The purpose of the 22-mile expressway, which would be paid for on a 90/10 federal-to-local spending ratio, was to increase connectivity to downtown and the city’s port. But it also would have done a great deal of disconnecting. Following what was its proposed path means walking today through some of Baltimore’s most functional neighborhoods—including the architecturally-stunning central business district; the heavily walkable Pratt Street; the iconic Inner Harbor; the emerging Harbor East condo district; and the historic Fells Point, which is decked in cobblestone streets and brick sidewalks. It is hard to imagine any of these areas, nice as they are, with a double-decker expressway steamrolling through them.
Had that happened, they would instead look like the areas around where the project did get built. These include the parts north of downtown where I-83 was extended to, and the downtown boulevard, which was renamed after Martin Luther King, Jr. Both structures divided otherwise cohesive neighborhoods, and displaced thousands of mostly black residents. Even worse was the portion of I-170 that got built along the Mulberry-Franklin corridor. It was so unpopular that it was cancelled midway through construction in the 1970s, and today is a 6-lane underpass that runs for a mile west of downtown, before turning abruptly back into a narrow city street—earning it the nickname “Highway to Nowhere.” For years the city has considered demolishing it, because of its underuse and its blightening effects, but hasn’t had the money to. Meanwhile the expressway’s eastern portion was cancelled altogether, in a battle that pitted Mayor Donald Schaefer against Fells Point residents like then-councilor and current U.S. Senator Barbara Milkulski.
Would the Inner Harbor have become what it did if this road had been made into a double-decker overpass?
The whole plan was an example of how counterintuitive can be the relationship between infrastructure and economic growth. While projects like highways are meant to propel growth by making areas more accessible, they can also eradicate what makes them worth visiting altogether, causing decline instead. This is what would’ve happened in Baltimore—and is unfortunately what did happen in so many other cities.
The inability to recognize this underlies the folly that was Robert Moses. While famous for remaking New York City, Moses also worked as a consultant nationwide, proposing this expressway and others mentioned above. His projects were concocted from a distance, and like with much of the infrastructure today, were approved at local levels only for fear of losing federal money.
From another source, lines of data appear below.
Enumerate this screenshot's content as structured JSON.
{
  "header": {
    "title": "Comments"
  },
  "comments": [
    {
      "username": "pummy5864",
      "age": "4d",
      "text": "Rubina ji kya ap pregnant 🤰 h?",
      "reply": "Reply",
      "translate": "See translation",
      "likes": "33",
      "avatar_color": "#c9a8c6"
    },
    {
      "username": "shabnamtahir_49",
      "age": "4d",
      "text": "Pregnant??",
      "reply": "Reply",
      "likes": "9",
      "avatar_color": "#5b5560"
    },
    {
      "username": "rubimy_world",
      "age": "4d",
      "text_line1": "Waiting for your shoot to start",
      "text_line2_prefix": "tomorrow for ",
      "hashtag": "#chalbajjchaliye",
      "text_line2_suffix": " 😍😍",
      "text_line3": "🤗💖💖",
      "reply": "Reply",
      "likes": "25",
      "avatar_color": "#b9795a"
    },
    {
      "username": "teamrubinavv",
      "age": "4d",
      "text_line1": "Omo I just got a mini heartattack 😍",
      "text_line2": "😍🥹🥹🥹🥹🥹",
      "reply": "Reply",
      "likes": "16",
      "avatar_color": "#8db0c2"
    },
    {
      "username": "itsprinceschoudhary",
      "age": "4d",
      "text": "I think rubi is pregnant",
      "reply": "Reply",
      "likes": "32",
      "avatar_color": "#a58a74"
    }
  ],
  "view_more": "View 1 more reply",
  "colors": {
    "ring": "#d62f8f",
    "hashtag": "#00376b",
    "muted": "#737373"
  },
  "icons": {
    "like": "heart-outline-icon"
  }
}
But what they caused instead were revolts by the citizens on grounds; and oftentimes the more successful these revolts were the better, since they helped save the most vibrant parts of San Francisco, Portland, New Orleans, et al.
Scott Beyer is living in different cities on a month-to-month basis to write the chapters of his new book about revitalizing U.S. cities. He blogs at Big City Sparkplug.